New Heavens

  • Hebrews 12:26 Yet once more I will shake not only the earth but also heaven (from Haggai 2:6)
  • Revelation 21:1 Now I saw a new heaven and a new earth, for the first heaven and the first earth had passed away.
  • Isaiah 65:17 For behold, I create new heavens and a new earth; and the former shall not be remembered or come to mind.
  • 2 Peter 3:7 – 13 But the heavens and the earth which are now preserved by the same word are reserved for fire until the day of judgment and destruction of ungodly men…but the day of the Lord will come as a thief in the night in which the heavens will pass away with a great noise, and the elements will melt with fervent heat; both the earth and the works that are in it will be burned up.  Therefore, since all these things will be dissolved, what manner of persons out you to be in holy conduct and godliness, looking for the coming of the day of God, because of which the heavens will be dissolved, being on fire, and the elements will melt with fervent heat?  Nevertheless we, according to His promise, look for new heavens and a new earth in which righteousness dwells.
  • “Heaven” or “heavens” can be applied in three ways. In Hebrew writing, the first heaven is where birds fly; the second heaven is where the celestial bodies are; and the third heaven is where God is.  In the 2 Corinthians 12:1 – 4, “third heaven” and “Paradise” are synonymous.
  • In the vast majority of cases in the Old Testament (g., Genesis 1:8), “heaven” or “heavens” clearly refers to the atmosphere or to outer space.
  • The word “heaven” has been used by God as a physical illustration of the realm of spirits. In many contexts, the illustration and the reality are both present.  For example, God “called from heaven” to many people.  The physical understanding is that a voice came out of the sky.  But also present is the image that God called from His dwelling place.  In many places, people are told to “look to heaven,” having the physical meaning of looking upward, but also referring to where God dwells, which does not have a physical direction.
  • Isaiah 65:17 and following refer to the eternal kingdom, where physical realities (weeping, death, losing the work of one’s hands to another) will be no more. Since the contrast is with the physical, Isaiah’s application concerns a kingdom of spirits, calling it “new heavens and a new earth.”  The thought continues through the end of Isaiah.  “The new heavens and the new earth” are contrasted to eternal torment in 66:22 – 24.

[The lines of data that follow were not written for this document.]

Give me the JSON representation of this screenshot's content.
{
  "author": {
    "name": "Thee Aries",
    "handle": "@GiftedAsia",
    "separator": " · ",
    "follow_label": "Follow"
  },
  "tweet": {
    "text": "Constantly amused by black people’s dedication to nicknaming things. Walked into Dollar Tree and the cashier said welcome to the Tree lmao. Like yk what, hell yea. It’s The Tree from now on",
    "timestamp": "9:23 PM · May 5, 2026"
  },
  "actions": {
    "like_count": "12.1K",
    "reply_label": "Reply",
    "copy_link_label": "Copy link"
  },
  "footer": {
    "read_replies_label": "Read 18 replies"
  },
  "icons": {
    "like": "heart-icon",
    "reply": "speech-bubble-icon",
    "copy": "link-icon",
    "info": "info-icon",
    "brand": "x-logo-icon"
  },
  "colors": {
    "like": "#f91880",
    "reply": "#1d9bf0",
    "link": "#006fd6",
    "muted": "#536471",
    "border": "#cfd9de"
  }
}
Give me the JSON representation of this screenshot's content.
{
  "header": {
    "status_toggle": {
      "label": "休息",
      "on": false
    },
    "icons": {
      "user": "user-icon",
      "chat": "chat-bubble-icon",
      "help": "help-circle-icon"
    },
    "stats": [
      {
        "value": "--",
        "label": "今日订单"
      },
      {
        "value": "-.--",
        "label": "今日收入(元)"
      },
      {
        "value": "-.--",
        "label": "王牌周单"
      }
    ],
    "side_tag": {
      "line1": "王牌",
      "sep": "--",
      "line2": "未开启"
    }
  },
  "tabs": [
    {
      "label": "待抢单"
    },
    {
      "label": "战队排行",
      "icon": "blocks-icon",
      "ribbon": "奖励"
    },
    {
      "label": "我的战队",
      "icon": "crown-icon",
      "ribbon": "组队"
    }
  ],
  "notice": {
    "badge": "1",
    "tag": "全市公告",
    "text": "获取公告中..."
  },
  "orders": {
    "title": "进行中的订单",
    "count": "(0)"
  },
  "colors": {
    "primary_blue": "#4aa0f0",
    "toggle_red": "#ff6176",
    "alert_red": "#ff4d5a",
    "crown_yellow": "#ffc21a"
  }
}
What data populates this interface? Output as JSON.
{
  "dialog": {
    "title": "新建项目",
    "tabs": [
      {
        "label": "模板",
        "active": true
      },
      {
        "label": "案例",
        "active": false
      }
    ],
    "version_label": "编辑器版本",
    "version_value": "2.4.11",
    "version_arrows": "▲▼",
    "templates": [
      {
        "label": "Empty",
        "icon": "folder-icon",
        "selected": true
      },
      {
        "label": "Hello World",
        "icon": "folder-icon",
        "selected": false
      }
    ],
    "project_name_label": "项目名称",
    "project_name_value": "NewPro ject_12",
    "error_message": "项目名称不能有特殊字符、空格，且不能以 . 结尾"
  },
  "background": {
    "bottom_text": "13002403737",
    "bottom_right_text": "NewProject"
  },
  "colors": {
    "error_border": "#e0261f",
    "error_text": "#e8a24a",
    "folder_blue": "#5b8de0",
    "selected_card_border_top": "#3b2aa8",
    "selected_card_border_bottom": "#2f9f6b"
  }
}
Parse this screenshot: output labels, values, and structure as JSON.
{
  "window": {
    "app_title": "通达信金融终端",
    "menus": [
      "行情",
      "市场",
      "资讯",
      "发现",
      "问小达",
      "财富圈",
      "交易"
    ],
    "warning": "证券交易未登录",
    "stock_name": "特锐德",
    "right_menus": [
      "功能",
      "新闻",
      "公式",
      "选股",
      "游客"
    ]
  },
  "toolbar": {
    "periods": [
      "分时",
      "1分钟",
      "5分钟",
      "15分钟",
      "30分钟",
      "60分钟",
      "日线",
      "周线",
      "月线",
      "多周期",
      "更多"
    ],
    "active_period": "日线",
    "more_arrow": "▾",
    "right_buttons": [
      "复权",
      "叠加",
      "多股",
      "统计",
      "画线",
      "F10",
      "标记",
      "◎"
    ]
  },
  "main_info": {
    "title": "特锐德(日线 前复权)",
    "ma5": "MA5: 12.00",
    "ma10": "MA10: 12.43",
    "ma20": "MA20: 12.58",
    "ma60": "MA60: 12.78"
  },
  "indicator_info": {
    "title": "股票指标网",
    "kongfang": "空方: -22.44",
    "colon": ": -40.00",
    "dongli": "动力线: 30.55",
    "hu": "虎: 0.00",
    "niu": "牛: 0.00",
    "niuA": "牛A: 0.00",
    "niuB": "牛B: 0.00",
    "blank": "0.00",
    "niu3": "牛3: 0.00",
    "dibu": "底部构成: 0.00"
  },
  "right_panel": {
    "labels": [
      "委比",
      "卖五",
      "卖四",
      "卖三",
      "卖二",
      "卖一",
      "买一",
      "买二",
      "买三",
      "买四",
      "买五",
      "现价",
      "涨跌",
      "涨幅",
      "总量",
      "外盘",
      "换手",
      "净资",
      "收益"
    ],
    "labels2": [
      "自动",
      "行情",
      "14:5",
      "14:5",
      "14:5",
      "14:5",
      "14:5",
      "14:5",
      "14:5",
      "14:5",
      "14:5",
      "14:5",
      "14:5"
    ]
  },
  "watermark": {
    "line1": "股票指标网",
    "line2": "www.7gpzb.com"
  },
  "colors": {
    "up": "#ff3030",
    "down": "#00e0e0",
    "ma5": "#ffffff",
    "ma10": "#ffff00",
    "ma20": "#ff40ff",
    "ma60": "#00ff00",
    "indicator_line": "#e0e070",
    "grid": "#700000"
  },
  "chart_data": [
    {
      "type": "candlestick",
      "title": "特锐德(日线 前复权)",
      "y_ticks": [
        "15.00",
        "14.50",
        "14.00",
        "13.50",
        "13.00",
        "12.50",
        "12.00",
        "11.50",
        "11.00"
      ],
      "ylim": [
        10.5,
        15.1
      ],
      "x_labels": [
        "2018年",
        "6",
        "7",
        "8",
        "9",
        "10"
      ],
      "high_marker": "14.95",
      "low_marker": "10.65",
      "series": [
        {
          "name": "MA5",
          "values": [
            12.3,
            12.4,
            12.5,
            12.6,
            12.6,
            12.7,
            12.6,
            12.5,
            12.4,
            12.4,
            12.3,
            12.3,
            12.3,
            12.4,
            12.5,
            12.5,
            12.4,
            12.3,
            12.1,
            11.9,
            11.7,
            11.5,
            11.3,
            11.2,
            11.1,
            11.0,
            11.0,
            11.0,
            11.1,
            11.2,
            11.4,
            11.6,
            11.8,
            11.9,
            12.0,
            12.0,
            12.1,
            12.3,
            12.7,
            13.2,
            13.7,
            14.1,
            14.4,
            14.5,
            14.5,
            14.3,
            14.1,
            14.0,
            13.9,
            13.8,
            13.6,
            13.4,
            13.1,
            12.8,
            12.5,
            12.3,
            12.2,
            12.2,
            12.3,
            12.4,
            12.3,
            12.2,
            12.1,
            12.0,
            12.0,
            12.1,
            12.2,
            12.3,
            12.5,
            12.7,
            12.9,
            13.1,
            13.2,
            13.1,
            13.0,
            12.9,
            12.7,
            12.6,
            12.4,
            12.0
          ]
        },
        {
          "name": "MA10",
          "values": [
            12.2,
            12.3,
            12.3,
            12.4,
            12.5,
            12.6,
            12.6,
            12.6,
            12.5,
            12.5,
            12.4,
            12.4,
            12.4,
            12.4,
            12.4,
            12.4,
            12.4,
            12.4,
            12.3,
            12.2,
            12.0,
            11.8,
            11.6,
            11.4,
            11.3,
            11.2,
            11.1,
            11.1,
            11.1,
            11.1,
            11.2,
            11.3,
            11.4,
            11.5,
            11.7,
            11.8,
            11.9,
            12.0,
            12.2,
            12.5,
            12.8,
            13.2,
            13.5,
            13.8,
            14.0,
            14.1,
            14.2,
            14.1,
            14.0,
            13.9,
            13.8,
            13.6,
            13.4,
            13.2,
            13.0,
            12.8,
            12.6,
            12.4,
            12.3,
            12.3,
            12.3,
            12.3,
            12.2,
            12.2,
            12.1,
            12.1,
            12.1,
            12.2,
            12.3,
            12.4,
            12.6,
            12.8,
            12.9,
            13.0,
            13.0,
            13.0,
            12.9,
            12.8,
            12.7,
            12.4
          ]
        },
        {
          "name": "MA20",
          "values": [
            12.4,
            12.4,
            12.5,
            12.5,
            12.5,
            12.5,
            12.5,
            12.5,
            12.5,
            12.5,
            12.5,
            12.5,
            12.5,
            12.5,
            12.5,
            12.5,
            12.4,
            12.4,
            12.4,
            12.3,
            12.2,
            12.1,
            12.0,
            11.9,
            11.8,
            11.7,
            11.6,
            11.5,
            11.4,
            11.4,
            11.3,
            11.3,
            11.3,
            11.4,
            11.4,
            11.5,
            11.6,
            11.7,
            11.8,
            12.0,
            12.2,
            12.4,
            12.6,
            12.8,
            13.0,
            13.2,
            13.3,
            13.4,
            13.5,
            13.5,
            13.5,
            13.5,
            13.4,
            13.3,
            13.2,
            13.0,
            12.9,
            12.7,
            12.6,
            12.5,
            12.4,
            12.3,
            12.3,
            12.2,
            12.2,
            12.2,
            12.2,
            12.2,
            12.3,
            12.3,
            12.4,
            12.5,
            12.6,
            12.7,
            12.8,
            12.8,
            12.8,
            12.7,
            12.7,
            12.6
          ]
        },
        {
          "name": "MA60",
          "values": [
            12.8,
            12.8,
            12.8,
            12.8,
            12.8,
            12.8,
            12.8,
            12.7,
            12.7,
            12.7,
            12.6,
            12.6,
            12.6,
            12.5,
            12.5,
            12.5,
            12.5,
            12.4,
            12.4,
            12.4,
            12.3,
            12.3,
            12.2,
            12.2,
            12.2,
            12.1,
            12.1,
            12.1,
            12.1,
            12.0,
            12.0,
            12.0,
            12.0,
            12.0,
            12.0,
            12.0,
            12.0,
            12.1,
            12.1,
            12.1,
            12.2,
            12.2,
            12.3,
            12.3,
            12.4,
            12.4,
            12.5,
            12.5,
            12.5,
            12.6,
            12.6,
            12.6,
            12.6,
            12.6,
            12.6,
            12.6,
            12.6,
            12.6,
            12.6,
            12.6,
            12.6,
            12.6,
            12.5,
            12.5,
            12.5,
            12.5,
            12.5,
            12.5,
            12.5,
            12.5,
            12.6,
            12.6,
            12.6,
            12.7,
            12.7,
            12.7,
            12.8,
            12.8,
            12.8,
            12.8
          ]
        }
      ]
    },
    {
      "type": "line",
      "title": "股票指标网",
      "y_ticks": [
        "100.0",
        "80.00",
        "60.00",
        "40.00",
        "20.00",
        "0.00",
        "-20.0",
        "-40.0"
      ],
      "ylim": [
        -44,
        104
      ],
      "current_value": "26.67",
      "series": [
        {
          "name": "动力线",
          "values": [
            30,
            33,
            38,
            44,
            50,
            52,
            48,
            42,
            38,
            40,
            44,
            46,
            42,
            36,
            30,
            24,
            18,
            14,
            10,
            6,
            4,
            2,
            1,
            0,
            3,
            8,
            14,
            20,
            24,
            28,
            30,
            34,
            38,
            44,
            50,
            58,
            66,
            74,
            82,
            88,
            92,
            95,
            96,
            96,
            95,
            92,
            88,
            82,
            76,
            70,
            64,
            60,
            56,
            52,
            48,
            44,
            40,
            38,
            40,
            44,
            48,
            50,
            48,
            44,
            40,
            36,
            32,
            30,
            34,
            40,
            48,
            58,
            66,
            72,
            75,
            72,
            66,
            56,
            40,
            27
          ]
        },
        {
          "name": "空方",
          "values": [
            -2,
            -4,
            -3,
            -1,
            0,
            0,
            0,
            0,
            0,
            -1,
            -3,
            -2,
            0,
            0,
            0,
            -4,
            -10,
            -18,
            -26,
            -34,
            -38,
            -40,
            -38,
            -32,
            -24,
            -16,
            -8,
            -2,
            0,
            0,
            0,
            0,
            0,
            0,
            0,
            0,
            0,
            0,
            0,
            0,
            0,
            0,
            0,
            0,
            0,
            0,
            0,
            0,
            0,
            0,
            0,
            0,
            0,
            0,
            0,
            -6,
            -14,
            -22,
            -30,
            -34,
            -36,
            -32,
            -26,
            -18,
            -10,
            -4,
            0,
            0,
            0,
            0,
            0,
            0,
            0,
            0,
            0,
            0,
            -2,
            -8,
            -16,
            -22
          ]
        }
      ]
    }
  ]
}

  • 1 Corinthians 15:35 – 58 contains Paul’s argument directed specifically to the issue of the inhabitants of the kingdom of spirits. We will spend eternity in “spiritual bodies.”
  • The phrase “new heaven and a new earth” has several applications. First, the fact that heaven and earth are both mentioned illustrates that everything will be new.  All of the physical reality will pass away.  Second, the spirits of faithful people are not simply transported to where God dwells.  They will exist eternally in a created existence that is not currently inhabited.  God will be in this new existence (Revelation 21:3).  Paradise is good; the new heaven is better.
  • The old dwelling of God needs renovation. Satan and his angels formerly had free access.  A war happened there (Revelation 12:7 – 9), after which Jesus cleansed the furniture with His blood (Hebrews 9:11 – 12).  Spirits can still choose to leave, as they have left before.  According to 1 Corinthians 15:26, when physical death (the illustration of separation of a spirit from God) is destroyed, there can be no more flunking out of God’s presence.  When a God-given illustration passes away, so does the thing it symbolizes.  This is the new heaven.